Overdosing on glutamine? Many bodybuilders ingest huge quantities of glutamine in order to enhance recovery. While there is some evidence to suggest that massive quantities boost the immune system after physiological trauma such as surgery or for burn patients, there is little evidence to prove that the usual weight trainer receives any increased benefit. Wounds heal faster with better sleep. Tests done with rats show that sleep deprivation decreases the white blood cell count. Longer sleep times result in higher white blood cell counts and thus a higher immune function. You may not want to chuck the glutamine right away but at least try sleeping more. The effects of plenty of deep healthy sleep along with adequate food and hydration may be enough for recovery.
Some Tips for a Better Night’s Sleep
* It’s best not to exercise less than 3 hours before bedtime. If you do, your heart rate during the first few hours of sleep will be higher than if you didn’t. Also, the harder you exercise the more non-REM or deep sleep you will require.
* Drink a glass of warm milk or tea before bedtime.
* Make the room as dark as you can or else wear one of those sleep masks that covers your eyes.
* Don’t eat just before bedtime. DO NOT take sleeping pills.
* If counting sheep doesn’t work, you may want to use a transistor radio. Set it at low volume and attach to your ears with earbuds. This “white noise” will drone on and on so you will drift off to sleep.
* If you have a busy schedule the next day, write down a to-do list before going to bed. This may give you some psychological peace of mind instead of lying in bed worrying and planning.
There are not all that many studies about the relationship between normal sleepers and exercise. Perhaps this is because research requires money and is an activity not usually engaged in unless there is some eventual result of monetary increase; there is not much profit is just telling someone to get more sleep.

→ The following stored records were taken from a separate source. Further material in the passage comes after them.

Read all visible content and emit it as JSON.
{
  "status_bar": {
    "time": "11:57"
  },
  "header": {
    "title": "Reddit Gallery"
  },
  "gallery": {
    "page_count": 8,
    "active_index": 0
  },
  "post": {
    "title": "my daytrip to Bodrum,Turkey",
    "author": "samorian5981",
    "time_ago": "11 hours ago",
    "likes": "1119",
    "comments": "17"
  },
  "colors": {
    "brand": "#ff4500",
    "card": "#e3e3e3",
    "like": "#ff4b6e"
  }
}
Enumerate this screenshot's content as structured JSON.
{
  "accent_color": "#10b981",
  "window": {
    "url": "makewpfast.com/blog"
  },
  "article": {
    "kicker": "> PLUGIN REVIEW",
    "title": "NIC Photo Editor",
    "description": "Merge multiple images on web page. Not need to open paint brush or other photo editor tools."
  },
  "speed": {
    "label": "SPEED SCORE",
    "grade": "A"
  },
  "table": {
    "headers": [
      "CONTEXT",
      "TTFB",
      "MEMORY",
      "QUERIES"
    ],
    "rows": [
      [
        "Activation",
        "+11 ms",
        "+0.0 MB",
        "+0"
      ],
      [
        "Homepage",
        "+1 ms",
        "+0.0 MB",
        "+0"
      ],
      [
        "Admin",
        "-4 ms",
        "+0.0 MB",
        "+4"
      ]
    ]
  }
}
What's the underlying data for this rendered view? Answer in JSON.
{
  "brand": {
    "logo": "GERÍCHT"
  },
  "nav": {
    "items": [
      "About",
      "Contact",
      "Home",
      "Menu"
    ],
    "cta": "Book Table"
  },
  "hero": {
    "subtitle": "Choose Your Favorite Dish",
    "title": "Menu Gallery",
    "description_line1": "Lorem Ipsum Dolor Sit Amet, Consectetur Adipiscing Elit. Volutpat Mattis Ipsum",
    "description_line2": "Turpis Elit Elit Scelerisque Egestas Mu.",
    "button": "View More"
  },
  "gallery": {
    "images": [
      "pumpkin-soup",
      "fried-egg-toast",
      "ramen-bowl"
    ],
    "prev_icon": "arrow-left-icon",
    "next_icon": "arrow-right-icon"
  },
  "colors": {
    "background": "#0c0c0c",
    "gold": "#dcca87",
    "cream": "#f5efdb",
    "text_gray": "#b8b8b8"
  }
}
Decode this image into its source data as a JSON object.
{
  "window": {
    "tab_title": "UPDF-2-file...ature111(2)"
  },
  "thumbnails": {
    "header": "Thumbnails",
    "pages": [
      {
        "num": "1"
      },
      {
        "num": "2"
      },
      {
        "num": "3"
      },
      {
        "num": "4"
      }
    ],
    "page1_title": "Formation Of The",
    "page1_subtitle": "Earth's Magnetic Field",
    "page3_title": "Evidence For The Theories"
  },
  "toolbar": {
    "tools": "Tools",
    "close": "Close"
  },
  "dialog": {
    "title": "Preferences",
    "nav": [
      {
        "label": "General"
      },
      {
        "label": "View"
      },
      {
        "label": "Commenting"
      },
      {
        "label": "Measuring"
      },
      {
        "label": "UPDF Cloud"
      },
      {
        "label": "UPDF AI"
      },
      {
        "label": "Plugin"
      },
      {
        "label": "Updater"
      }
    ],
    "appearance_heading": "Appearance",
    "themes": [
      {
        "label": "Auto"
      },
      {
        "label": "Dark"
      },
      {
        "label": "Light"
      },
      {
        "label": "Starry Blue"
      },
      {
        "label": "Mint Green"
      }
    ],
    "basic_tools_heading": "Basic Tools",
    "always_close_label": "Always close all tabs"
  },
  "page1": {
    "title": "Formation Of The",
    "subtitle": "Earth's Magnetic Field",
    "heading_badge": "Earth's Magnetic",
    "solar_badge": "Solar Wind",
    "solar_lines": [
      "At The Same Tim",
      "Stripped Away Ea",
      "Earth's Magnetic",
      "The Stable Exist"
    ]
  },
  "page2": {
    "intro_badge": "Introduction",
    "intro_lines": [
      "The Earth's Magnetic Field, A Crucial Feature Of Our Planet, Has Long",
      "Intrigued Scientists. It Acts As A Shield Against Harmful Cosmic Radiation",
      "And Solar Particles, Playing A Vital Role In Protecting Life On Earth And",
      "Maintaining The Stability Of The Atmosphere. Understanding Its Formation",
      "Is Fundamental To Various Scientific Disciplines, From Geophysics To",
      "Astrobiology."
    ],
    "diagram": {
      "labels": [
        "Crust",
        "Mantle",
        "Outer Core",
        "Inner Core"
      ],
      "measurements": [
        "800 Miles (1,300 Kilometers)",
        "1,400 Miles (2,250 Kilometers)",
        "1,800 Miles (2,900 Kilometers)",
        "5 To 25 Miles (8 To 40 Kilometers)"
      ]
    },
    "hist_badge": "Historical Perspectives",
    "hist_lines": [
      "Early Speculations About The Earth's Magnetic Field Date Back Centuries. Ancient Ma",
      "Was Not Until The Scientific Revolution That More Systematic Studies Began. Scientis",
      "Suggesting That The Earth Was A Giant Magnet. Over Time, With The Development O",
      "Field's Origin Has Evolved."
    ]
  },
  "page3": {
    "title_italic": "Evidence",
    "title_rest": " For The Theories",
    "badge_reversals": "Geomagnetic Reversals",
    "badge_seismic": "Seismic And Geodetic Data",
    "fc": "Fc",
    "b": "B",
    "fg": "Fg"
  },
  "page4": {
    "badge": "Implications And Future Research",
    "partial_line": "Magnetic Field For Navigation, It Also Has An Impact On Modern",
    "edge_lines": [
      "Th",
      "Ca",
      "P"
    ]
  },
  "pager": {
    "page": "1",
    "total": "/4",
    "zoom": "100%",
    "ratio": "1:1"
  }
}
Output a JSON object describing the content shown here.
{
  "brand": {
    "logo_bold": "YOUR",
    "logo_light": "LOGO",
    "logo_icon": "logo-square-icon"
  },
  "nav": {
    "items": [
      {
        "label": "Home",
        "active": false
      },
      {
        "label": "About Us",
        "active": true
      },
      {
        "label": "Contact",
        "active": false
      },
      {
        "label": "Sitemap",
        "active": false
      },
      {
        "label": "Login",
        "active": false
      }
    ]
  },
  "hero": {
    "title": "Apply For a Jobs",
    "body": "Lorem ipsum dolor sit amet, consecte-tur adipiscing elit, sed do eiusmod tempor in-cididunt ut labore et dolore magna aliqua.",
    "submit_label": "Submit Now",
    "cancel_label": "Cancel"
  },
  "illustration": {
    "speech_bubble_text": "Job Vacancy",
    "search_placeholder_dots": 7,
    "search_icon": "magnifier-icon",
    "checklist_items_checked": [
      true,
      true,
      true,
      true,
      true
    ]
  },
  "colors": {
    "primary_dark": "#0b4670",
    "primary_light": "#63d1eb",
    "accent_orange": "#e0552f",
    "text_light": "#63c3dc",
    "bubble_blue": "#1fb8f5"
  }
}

Final note: Researchers tend to be more concerned about the effects of sleep disorders such as sleep apnea on exercise but everyone agrees that a full night’s sleep is good stuff. If you have persistent sleep problems, do not hesitate to consult with a knowledgeable health care professional.
The Dipsy Doodle – Chick Webb
The Dipsy Doodle – Chick Webb